Craig Stauffer, Chief Executive Officer, Vanguard International.
When it comes to produce, the retail shopping experience is not clear. Unlike the jammed packaged food aisles, produce labelling practices are inconsistent, and many times, brands are not prominent or recognizable except for the carton box they come in. The question is, how do customers select which fresh fruits and vegetables to put in their shopping carts? Do brands play a role? This has been a long been a discussion for many in the produce industry, but with the changing consumer behaviors coming out of the pandemic, produce brands might be finally ready for their spotlight.
In September 2021, Provoke Insights, a market research and brand consultancy firm, set out to explore this as was reported in Produce Business Magazine. Provoke Insights conducted a 15- minute survey among 1,500 USA consumers. The results showed that when it comes to gaining brand familiarity and loyalty among shoppers, brand name is not the largest influencer for produce selection. Almost half of grocery purchasers (44%) cannot conjure up a brand name when prompted. Instead, the survey results showed that the selection process among consumers was more rooted in freshness and visual appeal of produce over brands.
But this is almost 2023, and one thing we know from the pandemic is things are a lot different now. The surge in online shopping remains strong, even as restrictions in most parts of the globe are being removed for in-store shopping. Consumers online cannot see, touch, and smell what they are buying online and need to rely instead on other criteria of quality and dependability that successful brands can deliver.
Certain brands have relied on this for years, such as the old standbys like branded packaged salads, which have dominated their categories for a long time. But we are seeing more branded players find success behind their produce brands, such as the easy-peel citrus category, better known as “Cuties,” or Pom Wonderful pomegranates. If consumers know they are receiving quality with that brand, it is much easier to click add to cart with consumer confidence.

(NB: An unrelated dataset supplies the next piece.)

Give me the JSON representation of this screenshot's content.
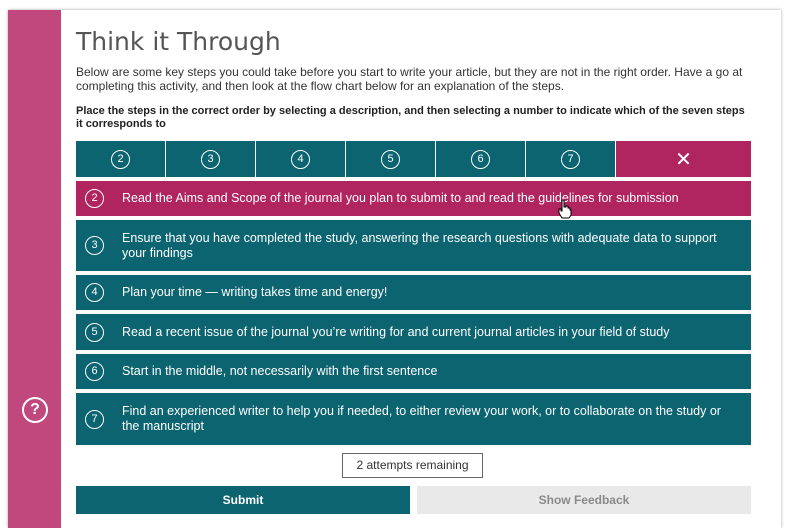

As we are witnessing the current economic downturn, grocers are pushing harder than ever towards their private labels. And there has always been a push to put produce in private labels. Private label works quite effectively in consumer-packaged goods. Savings are realized and those are passed to consumer. It’s not the same in fresh produce. You don’t save on the product, you just lose your opportunity to brand your quality, without saving on the actual cost of that bag of potatoes or apples.
If we are to assume the trend toward convenience and online shopping will continue, as all signs point to that being the case, this paired with rising food costs means shoppers will be more discerning on fresh produce purchases. If they know a brand of grapes offers a consistently crunchy, sweet, high-quality eating experience, they will go back to their order next week looking for that same brand.
If they have the opposite experience, with unbranded grapes, chances are they aren’t adding any grapes to their cart during their next visit to that retailer.
Branding produce is a fascinating piece of our industry right now. As you may have seen already this year, we launched a retailer kit for our grape season. This well-rounded kit full of high-resolution material arms our clients with point of sales and digital assets to support consumer shopping. We are keenly watching the results and continue to work with our retail partners as our brand evolves into a trusted and recognizable name delivering a consistently high-quality product.